SMART. UNPREDICTABLE. EMOTIONAL. These are the winning traits that prove Leigh Bardugo is a brilliant author adept at creating the perfect indulgence for fantasy fans. Shadow and Bone is highly addictive, yet undeniably satisfying.
Ravka, a fantasy world modeled after Tsarist Russia of the early 1800s, rich in Russian culture and folklore, is the backdrop for the magical Grisha world (a.k.a Grishaverse). From the hierarchical kefta (gorgeous, uniform-like garments symbolizing a particular Grisha gift) to the Small Science (theories and applications of these gifts), all these details provide a deeper understanding of Ms. Bardugo’s Grisaverse, and a better appreciation for the story that unfolds in it.
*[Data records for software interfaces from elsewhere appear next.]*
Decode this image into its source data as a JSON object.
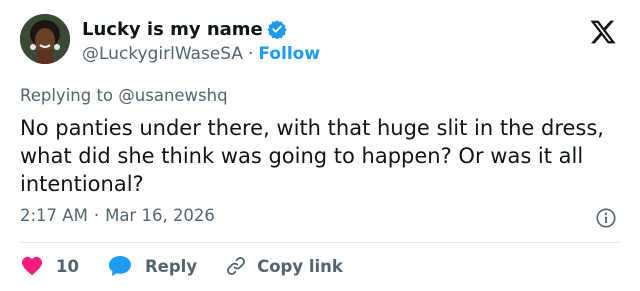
{
  "author": {
    "name": "Lucky is my name",
    "handle": "@LuckygirlWaseSA",
    "separator": "·",
    "follow_label": "Follow"
  },
  "reply_context": {
    "prefix": "Replying to",
    "handle": "@usanewshq"
  },
  "tweet": {
    "text": "No panties under there, with that huge slit in the dress, what did she think was going to happen? Or was it all intentional?",
    "time": "2:17 AM",
    "separator": "·",
    "date": "Mar 16, 2026"
  },
  "actions": {
    "like_count": "10",
    "reply_label": "Reply",
    "copy_link_label": "Copy link"
  },
  "colors": {
    "accent": "#1d9bf0",
    "like": "#f91880",
    "muted": "#536471",
    "text": "#0f1419"
  },
  "icons": [
    "verified-badge-icon",
    "x-logo-icon",
    "info-icon",
    "heart-icon",
    "reply-bubble-icon",
    "link-icon"
  ]
}
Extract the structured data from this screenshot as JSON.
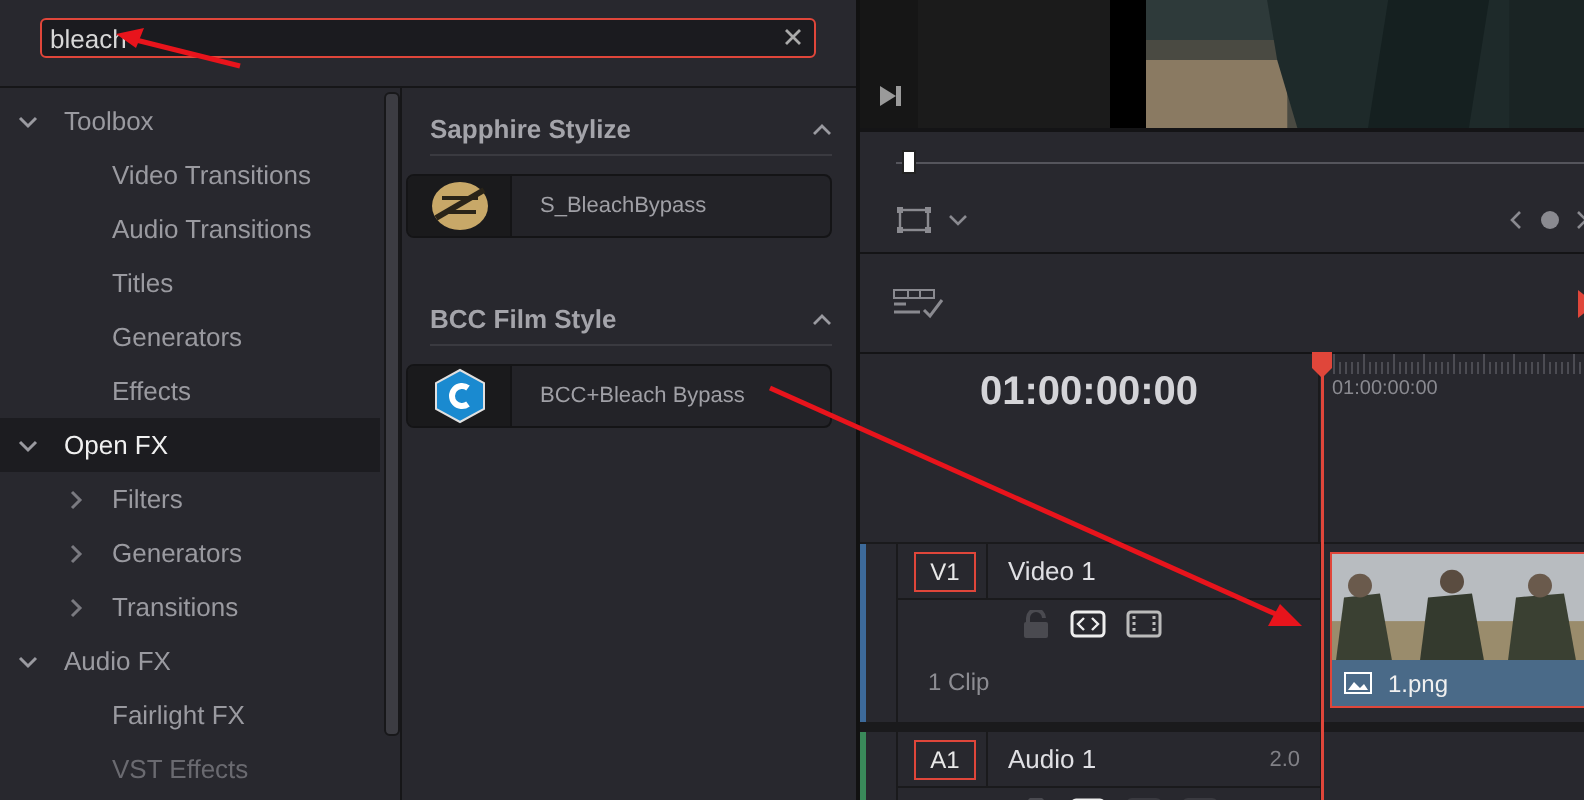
{
  "search": {
    "value": "bleach"
  },
  "tree": [
    {
      "label": "Toolbox",
      "expanded": true,
      "selected": false,
      "children": [
        {
          "label": "Video Transitions",
          "selected": false
        },
        {
          "label": "Audio Transitions",
          "selected": false
        },
        {
          "label": "Titles",
          "selected": false
        },
        {
          "label": "Generators",
          "selected": false
        },
        {
          "label": "Effects",
          "selected": false
        }
      ]
    },
    {
      "label": "Open FX",
      "expanded": true,
      "selected": true,
      "children": [
        {
          "label": "Filters",
          "expanded": false,
          "selected": false
        },
        {
          "label": "Generators",
          "expanded": false,
          "selected": false
        },
        {
          "label": "Transitions",
          "expanded": false,
          "selected": false
        }
      ]
    },
    {
      "label": "Audio FX",
      "expanded": true,
      "selected": false,
      "children": [
        {
          "label": "Fairlight FX",
          "selected": false
        },
        {
          "label": "VST Effects",
          "selected": false
        }
      ]
    }
  ],
  "results": [
    {
      "title": "Sapphire Stylize",
      "expanded": true,
      "items": [
        {
          "name": "S_BleachBypass",
          "kind": "sapphire"
        }
      ]
    },
    {
      "title": "BCC Film Style",
      "expanded": true,
      "items": [
        {
          "name": "BCC+Bleach Bypass",
          "kind": "bcc"
        }
      ]
    }
  ],
  "scrubber": {
    "level": 0.01
  },
  "timeline": {
    "timecode": "01:00:00:00",
    "ruler_label": "01:00:00:00",
    "tracks": [
      {
        "kind": "video",
        "badge": "V1",
        "name": "Video 1",
        "clip_count": "1 Clip",
        "clip": {
          "name": "1.png"
        }
      },
      {
        "kind": "audio",
        "badge": "A1",
        "name": "Audio 1",
        "channels": "2.0"
      }
    ]
  }
}
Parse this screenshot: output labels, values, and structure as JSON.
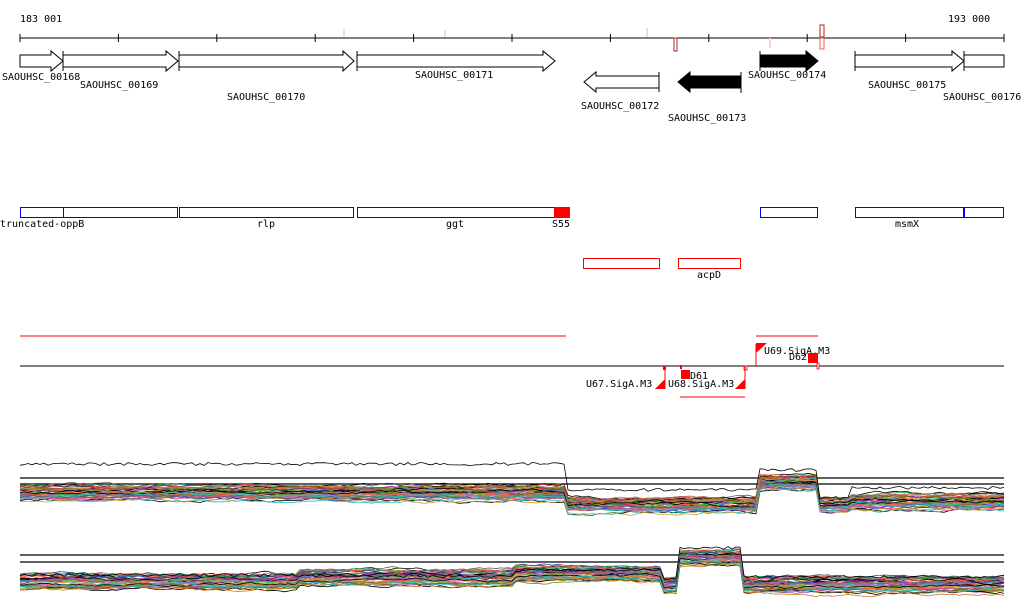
{
  "ruler": {
    "start_label": "183 001",
    "end_label": "193 000"
  },
  "genes": [
    {
      "id": "SAOUHSC_00168",
      "strand": "+",
      "filled": false
    },
    {
      "id": "SAOUHSC_00169",
      "strand": "+",
      "filled": false
    },
    {
      "id": "SAOUHSC_00170",
      "strand": "+",
      "filled": false
    },
    {
      "id": "SAOUHSC_00171",
      "strand": "+",
      "filled": false
    },
    {
      "id": "SAOUHSC_00172",
      "strand": "-",
      "filled": false
    },
    {
      "id": "SAOUHSC_00173",
      "strand": "-",
      "filled": true
    },
    {
      "id": "SAOUHSC_00174",
      "strand": "+",
      "filled": true
    },
    {
      "id": "SAOUHSC_00175",
      "strand": "+",
      "filled": false
    },
    {
      "id": "SAOUHSC_00176",
      "strand": "+",
      "filled": false
    }
  ],
  "features": {
    "blue": [
      "truncated-oppB",
      "rlp",
      "ggt",
      "msmX"
    ],
    "red_marker": "S55",
    "red_boxes": [
      "acpD"
    ]
  },
  "regulatory": {
    "labels": [
      "U69.SigA.M3",
      "D62",
      "D61",
      "U67.SigA.M3",
      "U68.SigA.M3"
    ]
  },
  "colors": {
    "feature_blue": "#0000ff",
    "feature_red": "#ff0000",
    "gene": "#000000"
  },
  "expression_palette": [
    "#e07020",
    "#50a0e0",
    "#a020a0",
    "#70c020",
    "#c04040",
    "#2040a0",
    "#d0a030",
    "#808000",
    "#ff6040",
    "#30a060",
    "#9060c0",
    "#c08060",
    "#e05090",
    "#606060",
    "#20c0c0"
  ]
}
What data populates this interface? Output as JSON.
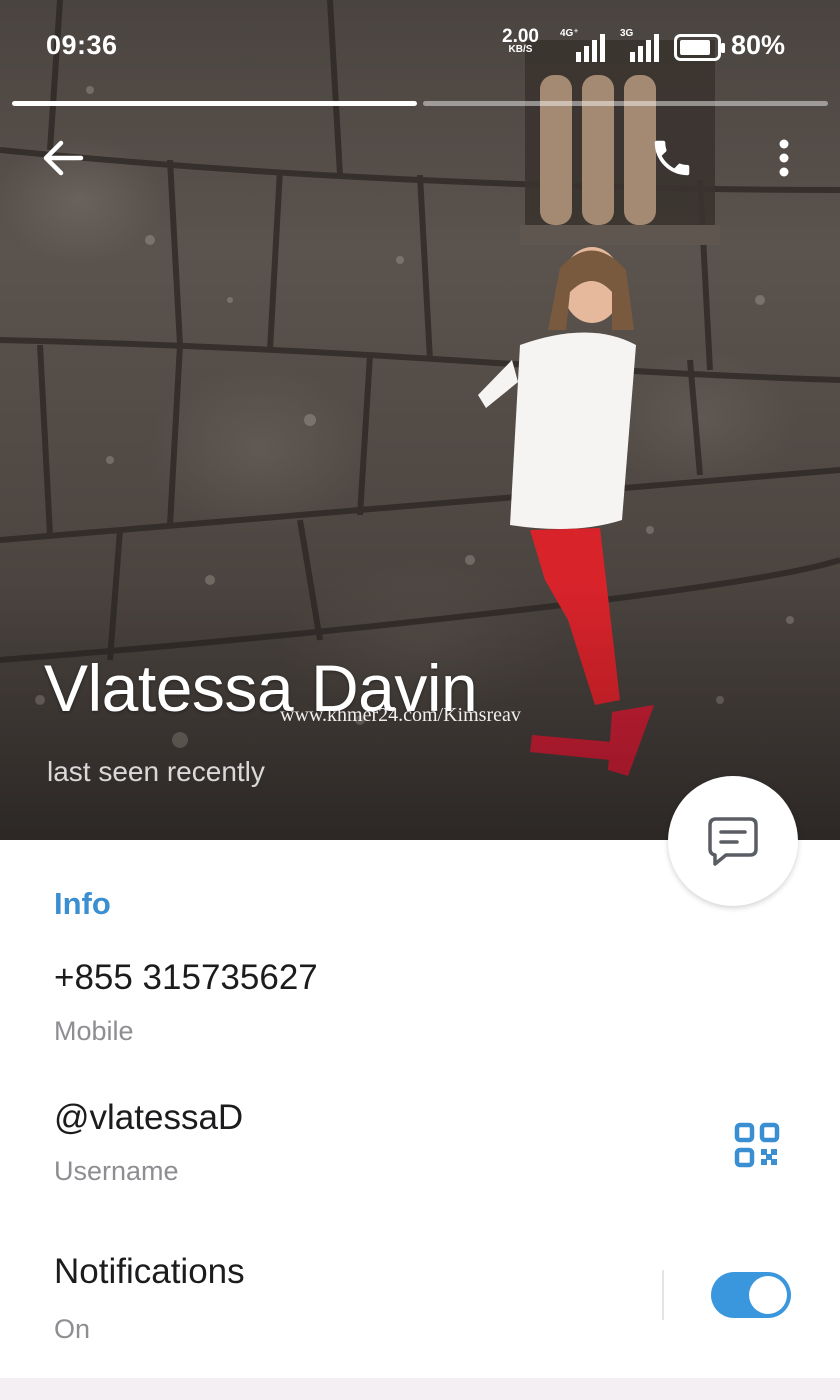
{
  "status_bar": {
    "time": "09:36",
    "speed_value": "2.00",
    "speed_unit": "KB/S",
    "network_1": "4G⁺",
    "network_2": "3G",
    "battery_percent": "80%"
  },
  "story_progress": {
    "segments": 2,
    "active_index": 0
  },
  "header": {
    "back_icon": "arrow-left-icon",
    "call_icon": "phone-icon",
    "menu_icon": "more-vertical-icon"
  },
  "profile": {
    "name": "Vlatessa Davin",
    "status": "last seen recently",
    "watermark": "www.khmer24.com/Kimsreav"
  },
  "fab": {
    "icon": "message-icon"
  },
  "info": {
    "section_title": "Info",
    "phone": {
      "value": "+855 315735627",
      "label": "Mobile"
    },
    "username": {
      "value": "@vlatessaD",
      "label": "Username",
      "icon": "qr-code-icon"
    },
    "notifications": {
      "value": "Notifications",
      "label": "On",
      "enabled": true
    }
  },
  "colors": {
    "accent": "#3a8fd3",
    "toggle_on": "#3b97dd",
    "label_gray": "#8d8d92"
  }
}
Also, I appreciate how so much of who Ms. Bardugo is is folded into the story. It was in Six of Crows, with Kaz Brekker’s crippling condition based on her degenerative condition called osteonecrosis. And, it is also here with her indulgence and fondness for “glamour, ghouls, and costuming” as seen with Genya’s ability to tailor looks. Which by the way, is the best superpower every mom (me, I’m totally a sleep-deprived mom) NEEDS.
Which begs the question: Who (in real life) does she draw inspiration from for her characters? Spill it Ms. Bardugo! Especially, who did you draw inspiration from for the Darkling? Hmmm.
I find her characters incredibly complex and interesting. They remind me of the proverb:
(The Japanese say you have three faces. The first face, you show to the world. The second face, you show to your close friends, and your family. The third face, you never show anyone. It is the truest reflection of who you are.)
Ms. Bardugo doesn't simple write good or bad characters, but wonderfully complex ones, that occasional err in order to grow. Alina is naive and vulnerable, yet possesses unwavering strength in times of hardship. Malyen, or Mal, is funny and carefree, yet shows a deep and heroic devotion for Alina. My absolute favorite character is the Darkling—the antagonist. The way the Darkling runs his hand through his hair when he's frustrated is so human, so un-hate-able. It's these little details that personifies him from words on a page to a person I can connect with. I’m looking forward to understanding his backstory.
And the plotline? Leigh Bardugo does not disappoint! After reading two of her books, I can confidently say (write...you get my gist) that she is a solid fantasy author who effortlessly, brilliantly delivers an amazing page-turner. Shadow and Bone is twisty, unpredictable, and highly addictive. I can’t wait to delve deeper into this shadowy and mysterious world with Siege and Storm (Grisha 2).